All lines in the records below with the word "Presentaciones" must be returned.

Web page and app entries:
________

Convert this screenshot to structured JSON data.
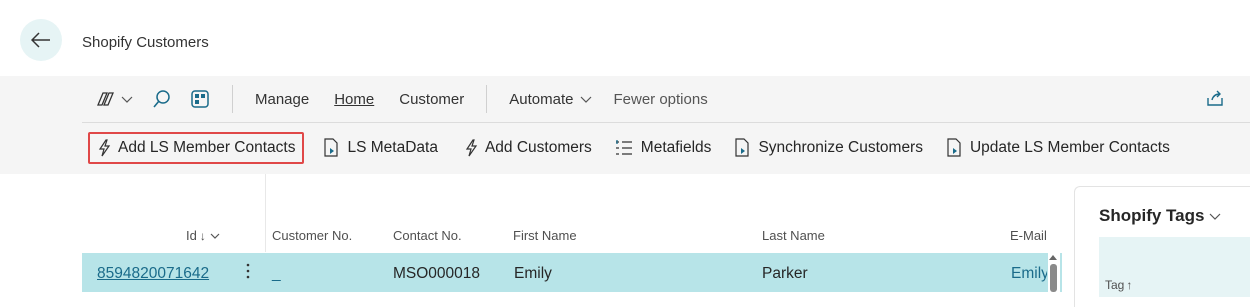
{
  "page": {
    "title": "Shopify Customers"
  },
  "toolbar": {
    "items": [
      "Manage",
      "Home",
      "Customer",
      "Automate",
      "Fewer options"
    ]
  },
  "actions": [
    "Add LS Member Contacts",
    "LS MetaData",
    "Add Customers",
    "Metafields",
    "Synchronize Customers",
    "Update LS Member Contacts"
  ],
  "grid": {
    "columns": [
      "Id",
      "Customer No.",
      "Contact No.",
      "First Name",
      "Last Name",
      "E-Mail"
    ],
    "rows": [
      {
        "id": "8594820071642",
        "customer_no": "_",
        "contact_no": "MSO000018",
        "first_name": "Emily",
        "last_name": "Parker",
        "email": "Emily"
      }
    ]
  },
  "factbox": {
    "title": "Shopify Tags",
    "column": "Tag"
  },
  "colors": {
    "accent": "#1a6b8a",
    "selected_row": "#b7e4e8",
    "highlight_border": "#e04848"
  }
}
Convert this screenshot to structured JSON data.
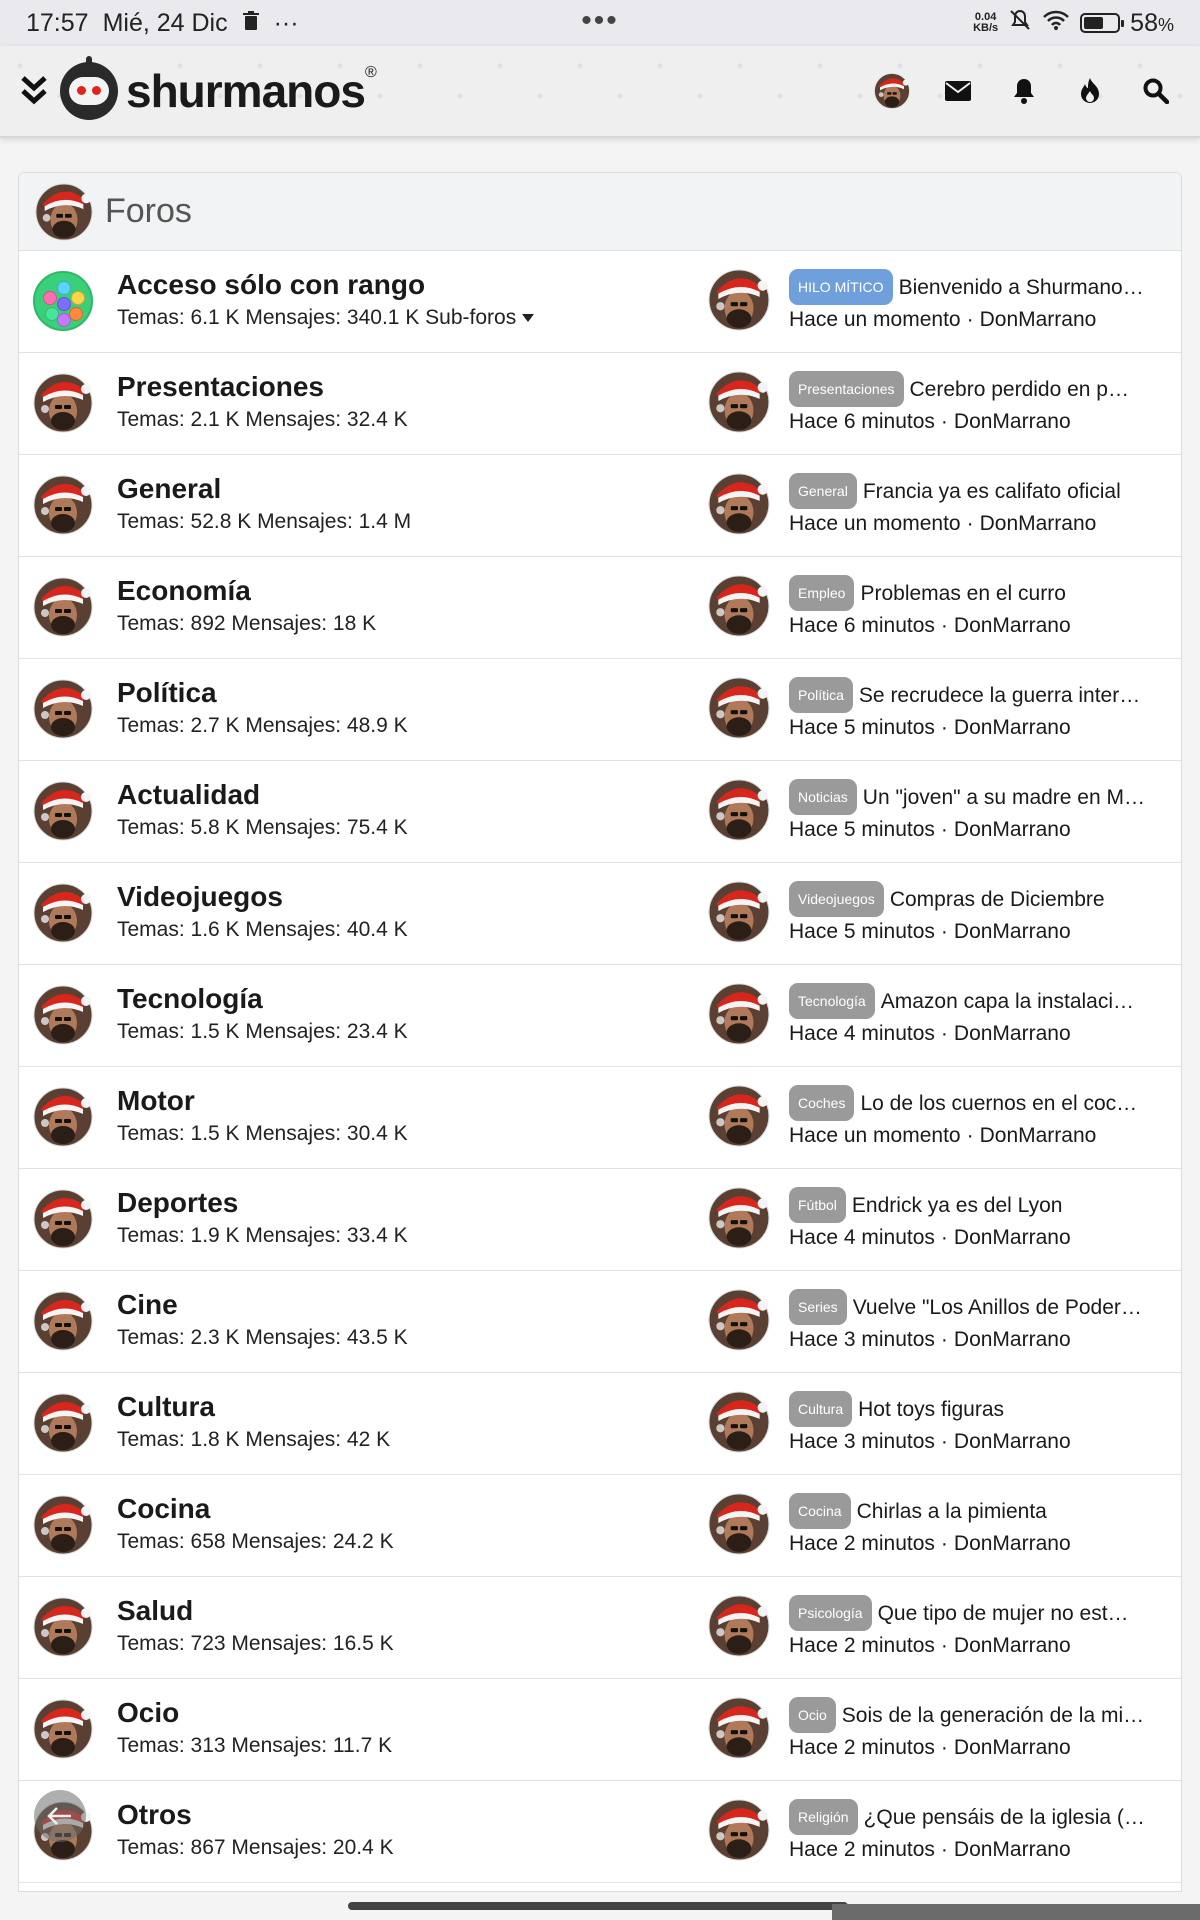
{
  "status_bar": {
    "time": "17:57",
    "date": "Mié, 24 Dic",
    "more": "···",
    "center_dots": "•••",
    "net_speed_top": "0.04",
    "net_speed_bottom": "KB/s",
    "battery": "58",
    "battery_unit": "%",
    "battery_level": 0.58
  },
  "header": {
    "logo_text": "shurmanos",
    "logo_mark": "®",
    "icons": [
      "menu-chevron-icon",
      "avatar",
      "mail-icon",
      "bell-icon",
      "fire-icon",
      "search-icon"
    ]
  },
  "section": {
    "title": "Foros"
  },
  "forums": [
    {
      "name": "Acceso sólo con rango",
      "stats": "Temas: 6.1 K Mensajes: 340.1 K",
      "subforums": "Sub-foros",
      "icon": "gems",
      "tag": "HILO MÍTICO",
      "tag_special": true,
      "last_title": "Bienvenido a Shurmano…",
      "last_time": "Hace un momento",
      "last_user": "DonMarrano"
    },
    {
      "name": "Presentaciones",
      "stats": "Temas: 2.1 K Mensajes: 32.4 K",
      "tag": "Presentaciones",
      "last_title": "Cerebro perdido en p…",
      "last_time": "Hace 6 minutos",
      "last_user": "DonMarrano"
    },
    {
      "name": "General",
      "stats": "Temas: 52.8 K Mensajes: 1.4 M",
      "tag": "General",
      "last_title": "Francia ya es califato oficial",
      "last_time": "Hace un momento",
      "last_user": "DonMarrano"
    },
    {
      "name": "Economía",
      "stats": "Temas: 892 Mensajes: 18 K",
      "tag": "Empleo",
      "last_title": "Problemas en el curro",
      "last_time": "Hace 6 minutos",
      "last_user": "DonMarrano"
    },
    {
      "name": "Política",
      "stats": "Temas: 2.7 K Mensajes: 48.9 K",
      "tag": "Política",
      "last_title": "Se recrudece la guerra inter…",
      "last_time": "Hace 5 minutos",
      "last_user": "DonMarrano"
    },
    {
      "name": "Actualidad",
      "stats": "Temas: 5.8 K Mensajes: 75.4 K",
      "tag": "Noticias",
      "last_title": "Un \"joven\" a su madre en M…",
      "last_time": "Hace 5 minutos",
      "last_user": "DonMarrano"
    },
    {
      "name": "Videojuegos",
      "stats": "Temas: 1.6 K Mensajes: 40.4 K",
      "tag": "Videojuegos",
      "last_title": "Compras de Diciembre",
      "last_time": "Hace 5 minutos",
      "last_user": "DonMarrano"
    },
    {
      "name": "Tecnología",
      "stats": "Temas: 1.5 K Mensajes: 23.4 K",
      "tag": "Tecnología",
      "last_title": "Amazon capa la instalaci…",
      "last_time": "Hace 4 minutos",
      "last_user": "DonMarrano"
    },
    {
      "name": "Motor",
      "stats": "Temas: 1.5 K Mensajes: 30.4 K",
      "tag": "Coches",
      "last_title": "Lo de los cuernos en el coc…",
      "last_time": "Hace un momento",
      "last_user": "DonMarrano"
    },
    {
      "name": "Deportes",
      "stats": "Temas: 1.9 K Mensajes: 33.4 K",
      "tag": "Fútbol",
      "last_title": "Endrick ya es del Lyon",
      "last_time": "Hace 4 minutos",
      "last_user": "DonMarrano"
    },
    {
      "name": "Cine",
      "stats": "Temas: 2.3 K Mensajes: 43.5 K",
      "tag": "Series",
      "last_title": "Vuelve \"Los Anillos de Poder…",
      "last_time": "Hace 3 minutos",
      "last_user": "DonMarrano"
    },
    {
      "name": "Cultura",
      "stats": "Temas: 1.8 K Mensajes: 42 K",
      "tag": "Cultura",
      "last_title": "Hot toys figuras",
      "last_time": "Hace 3 minutos",
      "last_user": "DonMarrano"
    },
    {
      "name": "Cocina",
      "stats": "Temas: 658 Mensajes: 24.2 K",
      "tag": "Cocina",
      "last_title": "Chirlas a la pimienta",
      "last_time": "Hace 2 minutos",
      "last_user": "DonMarrano"
    },
    {
      "name": "Salud",
      "stats": "Temas: 723 Mensajes: 16.5 K",
      "tag": "Psicología",
      "last_title": "Que tipo de mujer no est…",
      "last_time": "Hace 2 minutos",
      "last_user": "DonMarrano"
    },
    {
      "name": "Ocio",
      "stats": "Temas: 313 Mensajes: 11.7 K",
      "tag": "Ocio",
      "last_title": "Sois de la generación de la mi…",
      "last_time": "Hace 2 minutos",
      "last_user": "DonMarrano"
    },
    {
      "name": "Otros",
      "stats": "Temas: 867 Mensajes: 20.4 K",
      "tag": "Religión",
      "last_title": "¿Que pensáis de la iglesia (…",
      "last_time": "Hace 2 minutos",
      "last_user": "DonMarrano"
    }
  ],
  "separator": "·",
  "colors": {
    "tag_default": "#9a9a9a",
    "tag_special": "#6fa0dc",
    "header_bg": "#efefef",
    "card_head_bg": "#f1f3f5"
  }
}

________

» **Task response**
      "name": "Presentaciones",
      "tag": "Presentaciones",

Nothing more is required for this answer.